→ **WHAT YOU SHOULD DO**: Scan the entries below and return each line that contains "recoveries".

→ **DATA FOR ANALYSIS**:
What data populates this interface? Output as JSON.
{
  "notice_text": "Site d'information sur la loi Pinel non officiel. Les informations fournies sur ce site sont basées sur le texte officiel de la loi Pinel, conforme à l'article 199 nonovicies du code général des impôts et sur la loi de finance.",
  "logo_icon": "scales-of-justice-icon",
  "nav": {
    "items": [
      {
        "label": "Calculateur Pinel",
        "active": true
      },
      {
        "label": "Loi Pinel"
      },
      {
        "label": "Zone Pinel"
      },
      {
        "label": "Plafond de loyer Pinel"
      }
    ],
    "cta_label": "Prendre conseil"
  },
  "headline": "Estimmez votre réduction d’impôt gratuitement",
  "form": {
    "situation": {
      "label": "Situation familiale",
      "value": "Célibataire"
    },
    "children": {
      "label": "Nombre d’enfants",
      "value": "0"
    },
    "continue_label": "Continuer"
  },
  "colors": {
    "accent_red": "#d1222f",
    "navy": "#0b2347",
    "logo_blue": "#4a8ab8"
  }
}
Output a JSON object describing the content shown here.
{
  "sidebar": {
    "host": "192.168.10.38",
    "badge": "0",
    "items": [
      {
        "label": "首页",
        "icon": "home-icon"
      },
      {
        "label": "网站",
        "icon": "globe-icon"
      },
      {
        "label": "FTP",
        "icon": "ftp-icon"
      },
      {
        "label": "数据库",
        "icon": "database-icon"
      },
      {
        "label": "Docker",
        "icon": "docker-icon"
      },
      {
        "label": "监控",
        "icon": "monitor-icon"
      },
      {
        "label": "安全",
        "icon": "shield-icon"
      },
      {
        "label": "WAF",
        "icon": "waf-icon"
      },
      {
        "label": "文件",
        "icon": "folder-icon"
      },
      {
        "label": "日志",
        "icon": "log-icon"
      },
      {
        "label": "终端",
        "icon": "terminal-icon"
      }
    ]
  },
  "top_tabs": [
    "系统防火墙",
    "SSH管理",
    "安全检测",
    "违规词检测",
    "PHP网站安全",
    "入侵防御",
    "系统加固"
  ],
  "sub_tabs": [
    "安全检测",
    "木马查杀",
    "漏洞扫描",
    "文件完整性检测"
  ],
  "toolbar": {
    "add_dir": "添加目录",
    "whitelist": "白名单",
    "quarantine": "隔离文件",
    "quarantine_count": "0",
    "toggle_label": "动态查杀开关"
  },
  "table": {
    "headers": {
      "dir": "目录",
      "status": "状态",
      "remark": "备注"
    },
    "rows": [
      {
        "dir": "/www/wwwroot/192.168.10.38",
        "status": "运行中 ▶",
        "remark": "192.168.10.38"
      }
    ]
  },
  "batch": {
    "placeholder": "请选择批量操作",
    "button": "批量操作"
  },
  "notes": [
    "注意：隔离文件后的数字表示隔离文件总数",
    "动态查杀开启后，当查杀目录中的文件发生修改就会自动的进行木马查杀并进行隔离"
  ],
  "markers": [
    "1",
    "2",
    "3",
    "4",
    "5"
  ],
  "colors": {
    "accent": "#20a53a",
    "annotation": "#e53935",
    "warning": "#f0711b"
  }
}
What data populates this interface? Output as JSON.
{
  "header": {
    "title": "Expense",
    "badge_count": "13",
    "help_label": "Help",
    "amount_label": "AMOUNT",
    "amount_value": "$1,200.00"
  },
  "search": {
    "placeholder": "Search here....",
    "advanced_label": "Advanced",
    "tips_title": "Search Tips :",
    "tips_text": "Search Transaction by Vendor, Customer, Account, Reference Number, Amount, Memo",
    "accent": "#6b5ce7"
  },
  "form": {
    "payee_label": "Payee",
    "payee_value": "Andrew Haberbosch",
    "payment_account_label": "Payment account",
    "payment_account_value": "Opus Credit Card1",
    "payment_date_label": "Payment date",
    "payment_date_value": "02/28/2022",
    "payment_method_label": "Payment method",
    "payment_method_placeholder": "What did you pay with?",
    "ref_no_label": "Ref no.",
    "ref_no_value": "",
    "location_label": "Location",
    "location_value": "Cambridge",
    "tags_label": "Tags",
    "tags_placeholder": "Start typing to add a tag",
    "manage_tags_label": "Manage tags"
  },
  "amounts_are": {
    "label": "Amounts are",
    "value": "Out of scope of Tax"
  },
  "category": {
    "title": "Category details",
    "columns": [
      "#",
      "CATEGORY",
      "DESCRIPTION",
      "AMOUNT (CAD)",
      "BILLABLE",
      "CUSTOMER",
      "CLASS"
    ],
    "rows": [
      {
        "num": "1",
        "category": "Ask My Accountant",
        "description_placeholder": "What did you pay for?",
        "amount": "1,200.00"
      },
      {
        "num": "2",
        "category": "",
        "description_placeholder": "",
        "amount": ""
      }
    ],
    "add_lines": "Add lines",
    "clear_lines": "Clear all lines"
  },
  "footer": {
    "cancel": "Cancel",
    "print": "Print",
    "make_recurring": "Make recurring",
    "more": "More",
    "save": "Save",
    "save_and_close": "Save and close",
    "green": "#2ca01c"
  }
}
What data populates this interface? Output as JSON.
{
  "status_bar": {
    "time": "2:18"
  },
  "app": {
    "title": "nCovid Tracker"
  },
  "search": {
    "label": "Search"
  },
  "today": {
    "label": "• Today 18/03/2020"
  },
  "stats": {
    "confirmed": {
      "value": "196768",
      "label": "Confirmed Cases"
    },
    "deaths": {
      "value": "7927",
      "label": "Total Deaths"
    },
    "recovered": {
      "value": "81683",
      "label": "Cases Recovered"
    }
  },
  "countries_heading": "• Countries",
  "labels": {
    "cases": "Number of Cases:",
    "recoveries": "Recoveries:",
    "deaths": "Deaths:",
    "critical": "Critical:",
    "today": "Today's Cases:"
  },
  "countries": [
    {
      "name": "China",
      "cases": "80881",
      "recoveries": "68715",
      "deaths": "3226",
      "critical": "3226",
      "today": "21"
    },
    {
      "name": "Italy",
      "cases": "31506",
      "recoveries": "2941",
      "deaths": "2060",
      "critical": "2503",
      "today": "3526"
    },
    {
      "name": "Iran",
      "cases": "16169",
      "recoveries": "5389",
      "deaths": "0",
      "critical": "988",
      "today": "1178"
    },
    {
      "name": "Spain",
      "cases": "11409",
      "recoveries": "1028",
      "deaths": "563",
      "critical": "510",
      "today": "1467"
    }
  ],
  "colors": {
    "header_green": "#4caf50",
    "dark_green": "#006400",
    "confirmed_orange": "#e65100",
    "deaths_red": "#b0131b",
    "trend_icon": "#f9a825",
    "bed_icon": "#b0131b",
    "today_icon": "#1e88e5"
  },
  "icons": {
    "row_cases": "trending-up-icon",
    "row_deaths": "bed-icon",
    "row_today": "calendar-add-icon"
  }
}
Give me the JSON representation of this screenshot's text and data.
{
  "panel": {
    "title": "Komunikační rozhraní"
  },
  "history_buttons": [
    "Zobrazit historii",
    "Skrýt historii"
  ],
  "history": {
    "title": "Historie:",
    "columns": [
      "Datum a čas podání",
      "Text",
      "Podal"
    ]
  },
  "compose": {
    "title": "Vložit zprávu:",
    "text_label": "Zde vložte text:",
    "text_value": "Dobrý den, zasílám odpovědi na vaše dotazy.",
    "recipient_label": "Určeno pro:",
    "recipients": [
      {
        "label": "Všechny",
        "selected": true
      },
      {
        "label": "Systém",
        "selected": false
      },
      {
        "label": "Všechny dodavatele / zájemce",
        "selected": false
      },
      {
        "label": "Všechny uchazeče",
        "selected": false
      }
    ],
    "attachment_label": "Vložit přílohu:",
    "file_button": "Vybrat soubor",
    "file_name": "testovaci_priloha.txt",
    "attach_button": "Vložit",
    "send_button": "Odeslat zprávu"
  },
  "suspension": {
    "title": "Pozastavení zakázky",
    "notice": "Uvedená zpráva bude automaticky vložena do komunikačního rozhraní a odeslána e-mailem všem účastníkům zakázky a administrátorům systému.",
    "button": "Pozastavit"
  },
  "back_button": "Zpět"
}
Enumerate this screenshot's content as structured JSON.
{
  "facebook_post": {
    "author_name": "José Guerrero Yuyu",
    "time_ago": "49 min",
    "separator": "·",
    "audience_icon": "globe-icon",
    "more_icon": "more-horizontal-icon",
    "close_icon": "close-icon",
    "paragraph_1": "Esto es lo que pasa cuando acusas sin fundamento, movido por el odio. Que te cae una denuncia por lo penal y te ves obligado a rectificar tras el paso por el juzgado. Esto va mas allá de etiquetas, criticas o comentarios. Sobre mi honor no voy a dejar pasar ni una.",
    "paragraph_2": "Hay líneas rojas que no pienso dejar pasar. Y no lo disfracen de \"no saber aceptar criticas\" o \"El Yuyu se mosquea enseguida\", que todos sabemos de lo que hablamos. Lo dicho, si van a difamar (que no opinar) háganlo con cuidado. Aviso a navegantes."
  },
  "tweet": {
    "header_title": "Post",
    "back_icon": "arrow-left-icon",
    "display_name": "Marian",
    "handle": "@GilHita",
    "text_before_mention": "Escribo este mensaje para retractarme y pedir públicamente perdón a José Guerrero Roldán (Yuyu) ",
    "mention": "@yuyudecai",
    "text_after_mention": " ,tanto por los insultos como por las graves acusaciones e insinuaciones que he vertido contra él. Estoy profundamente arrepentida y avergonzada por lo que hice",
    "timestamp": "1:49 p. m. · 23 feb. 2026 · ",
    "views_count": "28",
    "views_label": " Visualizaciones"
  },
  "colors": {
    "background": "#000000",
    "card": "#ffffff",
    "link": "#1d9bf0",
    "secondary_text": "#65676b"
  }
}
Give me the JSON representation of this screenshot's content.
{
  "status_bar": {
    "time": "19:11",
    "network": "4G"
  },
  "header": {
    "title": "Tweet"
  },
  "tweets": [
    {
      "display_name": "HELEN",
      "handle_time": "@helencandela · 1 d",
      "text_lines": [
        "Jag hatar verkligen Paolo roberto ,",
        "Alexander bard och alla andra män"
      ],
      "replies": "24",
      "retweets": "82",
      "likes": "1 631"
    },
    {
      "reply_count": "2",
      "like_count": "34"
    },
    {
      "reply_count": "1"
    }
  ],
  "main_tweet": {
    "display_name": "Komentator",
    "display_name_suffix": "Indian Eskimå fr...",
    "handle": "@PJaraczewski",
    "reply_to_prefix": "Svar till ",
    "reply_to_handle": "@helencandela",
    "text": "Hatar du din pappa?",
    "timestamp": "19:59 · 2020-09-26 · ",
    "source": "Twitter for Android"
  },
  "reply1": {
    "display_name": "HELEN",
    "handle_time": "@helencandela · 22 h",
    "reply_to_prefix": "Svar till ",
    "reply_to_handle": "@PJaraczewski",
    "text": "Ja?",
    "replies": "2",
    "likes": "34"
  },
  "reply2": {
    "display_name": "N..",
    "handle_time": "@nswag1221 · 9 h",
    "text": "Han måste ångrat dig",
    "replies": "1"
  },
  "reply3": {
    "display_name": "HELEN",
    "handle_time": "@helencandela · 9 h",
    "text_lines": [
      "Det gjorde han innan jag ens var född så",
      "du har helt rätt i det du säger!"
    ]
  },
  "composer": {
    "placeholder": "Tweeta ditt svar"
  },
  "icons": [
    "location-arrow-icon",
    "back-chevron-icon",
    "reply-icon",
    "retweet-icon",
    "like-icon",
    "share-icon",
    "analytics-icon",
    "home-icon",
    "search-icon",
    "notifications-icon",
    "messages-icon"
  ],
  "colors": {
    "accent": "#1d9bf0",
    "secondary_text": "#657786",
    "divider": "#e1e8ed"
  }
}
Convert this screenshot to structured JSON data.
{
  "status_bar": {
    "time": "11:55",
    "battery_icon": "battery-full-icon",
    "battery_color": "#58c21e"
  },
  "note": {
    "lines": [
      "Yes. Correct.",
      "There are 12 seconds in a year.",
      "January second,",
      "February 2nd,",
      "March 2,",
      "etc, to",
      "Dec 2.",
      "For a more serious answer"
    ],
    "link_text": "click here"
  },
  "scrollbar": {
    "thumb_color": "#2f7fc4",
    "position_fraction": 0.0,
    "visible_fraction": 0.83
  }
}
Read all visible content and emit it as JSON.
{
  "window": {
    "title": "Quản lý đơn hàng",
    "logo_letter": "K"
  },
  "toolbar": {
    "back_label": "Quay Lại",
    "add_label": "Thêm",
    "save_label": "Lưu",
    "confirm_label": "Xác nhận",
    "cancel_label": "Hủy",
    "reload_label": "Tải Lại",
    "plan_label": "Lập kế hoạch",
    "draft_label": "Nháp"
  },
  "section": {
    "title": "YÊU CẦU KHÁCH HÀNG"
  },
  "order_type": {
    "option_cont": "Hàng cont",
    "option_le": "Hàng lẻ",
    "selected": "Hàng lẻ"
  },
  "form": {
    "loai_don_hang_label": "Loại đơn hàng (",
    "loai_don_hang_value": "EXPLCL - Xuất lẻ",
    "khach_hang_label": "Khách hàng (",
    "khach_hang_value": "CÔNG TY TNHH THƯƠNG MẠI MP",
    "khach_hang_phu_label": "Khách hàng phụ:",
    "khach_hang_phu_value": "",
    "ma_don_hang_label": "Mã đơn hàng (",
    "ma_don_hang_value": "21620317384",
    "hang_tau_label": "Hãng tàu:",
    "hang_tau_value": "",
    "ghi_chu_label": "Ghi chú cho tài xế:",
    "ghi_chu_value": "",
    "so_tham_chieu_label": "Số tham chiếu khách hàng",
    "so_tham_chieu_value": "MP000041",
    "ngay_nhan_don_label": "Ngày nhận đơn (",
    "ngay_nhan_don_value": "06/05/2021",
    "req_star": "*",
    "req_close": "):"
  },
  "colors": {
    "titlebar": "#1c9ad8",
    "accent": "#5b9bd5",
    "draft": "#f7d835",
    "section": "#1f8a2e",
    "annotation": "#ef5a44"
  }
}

→ **TASK OUTPUT**:
    "recoveries": "Recoveries:",
      "recoveries": "68715",
      "recoveries": "2941",
      "recoveries": "5389",
      "recoveries": "1028",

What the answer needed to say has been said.